Records contained in a dataset:
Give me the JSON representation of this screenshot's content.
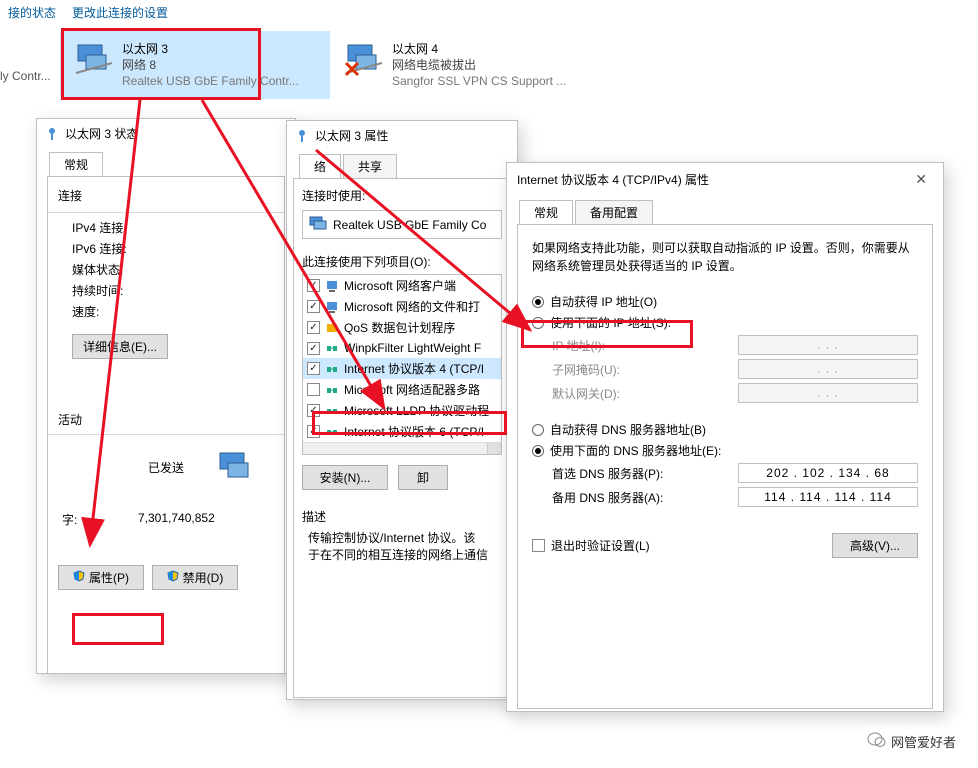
{
  "menu": {
    "status": "接的状态",
    "change": "更改此连接的设置"
  },
  "sidebar_item": "ly Contr...",
  "adapters": [
    {
      "name": "以太网 3",
      "line2": "网络 8",
      "line3": "Realtek USB GbE Family Contr..."
    },
    {
      "name": "以太网 4",
      "line2": "网络电缆被拔出",
      "line3": "Sangfor SSL VPN CS Support ..."
    }
  ],
  "statusDlg": {
    "title": "以太网 3 状态",
    "tab": "常规",
    "group_conn": "连接",
    "ipv4": "IPv4 连接:",
    "ipv6": "IPv6 连接:",
    "media": "媒体状态:",
    "duration": "持续时间:",
    "speed": "速度:",
    "details": "详细信息(E)...",
    "group_act": "活动",
    "sent": "已发送",
    "bytes_lbl": "字:",
    "bytes_val": "7,301,740,852",
    "props": "属性(P)",
    "disable": "禁用(D)"
  },
  "propDlg": {
    "title": "以太网 3 属性",
    "tab_net": "络",
    "tab_share": "共享",
    "connect_using": "连接时使用:",
    "nic": "Realtek USB GbE Family Co",
    "uses_items": "此连接使用下列项目(O):",
    "items": [
      "Microsoft 网络客户端",
      "Microsoft 网络的文件和打",
      "QoS 数据包计划程序",
      "WinpkFilter LightWeight F",
      "Internet 协议版本 4 (TCP/I",
      "Microsoft 网络适配器多路",
      "Microsoft LLDP 协议驱动程",
      "Internet 协议版本 6 (TCP/I"
    ],
    "install": "安装(N)...",
    "uninstall": "卸",
    "desc_hdr": "描述",
    "desc": "传输控制协议/Internet 协议。该\n于在不同的相互连接的网络上通信"
  },
  "ipDlg": {
    "title": "Internet 协议版本 4 (TCP/IPv4) 属性",
    "tab_general": "常规",
    "tab_backup": "备用配置",
    "intro": "如果网络支持此功能，则可以获取自动指派的 IP 设置。否则，你需要从网络系统管理员处获得适当的 IP 设置。",
    "auto_ip": "自动获得 IP 地址(O)",
    "manual_ip": "使用下面的 IP 地址(S):",
    "ip_lbl": "IP 地址(I):",
    "mask_lbl": "子网掩码(U):",
    "gw_lbl": "默认网关(D):",
    "auto_dns": "自动获得 DNS 服务器地址(B)",
    "manual_dns": "使用下面的 DNS 服务器地址(E):",
    "dns1_lbl": "首选 DNS 服务器(P):",
    "dns1": "202 . 102 . 134 .  68",
    "dns2_lbl": "备用 DNS 服务器(A):",
    "dns2": "114 . 114 . 114 . 114",
    "validate": "退出时验证设置(L)",
    "advanced": "高级(V)...",
    "dots": "  .        .        .  "
  },
  "watermark": "网管爱好者"
}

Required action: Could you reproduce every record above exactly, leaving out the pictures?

Written solution:
Give me the JSON representation of this screenshot's content.
{
  "menu": {
    "status": "接的状态",
    "change": "更改此连接的设置"
  },
  "sidebar_item": "ly Contr...",
  "adapters": [
    {
      "name": "以太网 3",
      "line2": "网络 8",
      "line3": "Realtek USB GbE Family Contr..."
    },
    {
      "name": "以太网 4",
      "line2": "网络电缆被拔出",
      "line3": "Sangfor SSL VPN CS Support ..."
    }
  ],
  "statusDlg": {
    "title": "以太网 3 状态",
    "tab": "常规",
    "group_conn": "连接",
    "ipv4": "IPv4 连接:",
    "ipv6": "IPv6 连接:",
    "media": "媒体状态:",
    "duration": "持续时间:",
    "speed": "速度:",
    "details": "详细信息(E)...",
    "group_act": "活动",
    "sent": "已发送",
    "bytes_lbl": "字:",
    "bytes_val": "7,301,740,852",
    "props": "属性(P)",
    "disable": "禁用(D)"
  },
  "propDlg": {
    "title": "以太网 3 属性",
    "tab_net": "络",
    "tab_share": "共享",
    "connect_using": "连接时使用:",
    "nic": "Realtek USB GbE Family Co",
    "uses_items": "此连接使用下列项目(O):",
    "items": [
      "Microsoft 网络客户端",
      "Microsoft 网络的文件和打",
      "QoS 数据包计划程序",
      "WinpkFilter LightWeight F",
      "Internet 协议版本 4 (TCP/I",
      "Microsoft 网络适配器多路",
      "Microsoft LLDP 协议驱动程",
      "Internet 协议版本 6 (TCP/I"
    ],
    "install": "安装(N)...",
    "uninstall": "卸",
    "desc_hdr": "描述",
    "desc": "传输控制协议/Internet 协议。该\n于在不同的相互连接的网络上通信"
  },
  "ipDlg": {
    "title": "Internet 协议版本 4 (TCP/IPv4) 属性",
    "tab_general": "常规",
    "tab_backup": "备用配置",
    "intro": "如果网络支持此功能，则可以获取自动指派的 IP 设置。否则，你需要从网络系统管理员处获得适当的 IP 设置。",
    "auto_ip": "自动获得 IP 地址(O)",
    "manual_ip": "使用下面的 IP 地址(S):",
    "ip_lbl": "IP 地址(I):",
    "mask_lbl": "子网掩码(U):",
    "gw_lbl": "默认网关(D):",
    "auto_dns": "自动获得 DNS 服务器地址(B)",
    "manual_dns": "使用下面的 DNS 服务器地址(E):",
    "dns1_lbl": "首选 DNS 服务器(P):",
    "dns1": "202 . 102 . 134 .  68",
    "dns2_lbl": "备用 DNS 服务器(A):",
    "dns2": "114 . 114 . 114 . 114",
    "validate": "退出时验证设置(L)",
    "advanced": "高级(V)...",
    "dots": "  .        .        .  "
  },
  "watermark": "网管爱好者"
}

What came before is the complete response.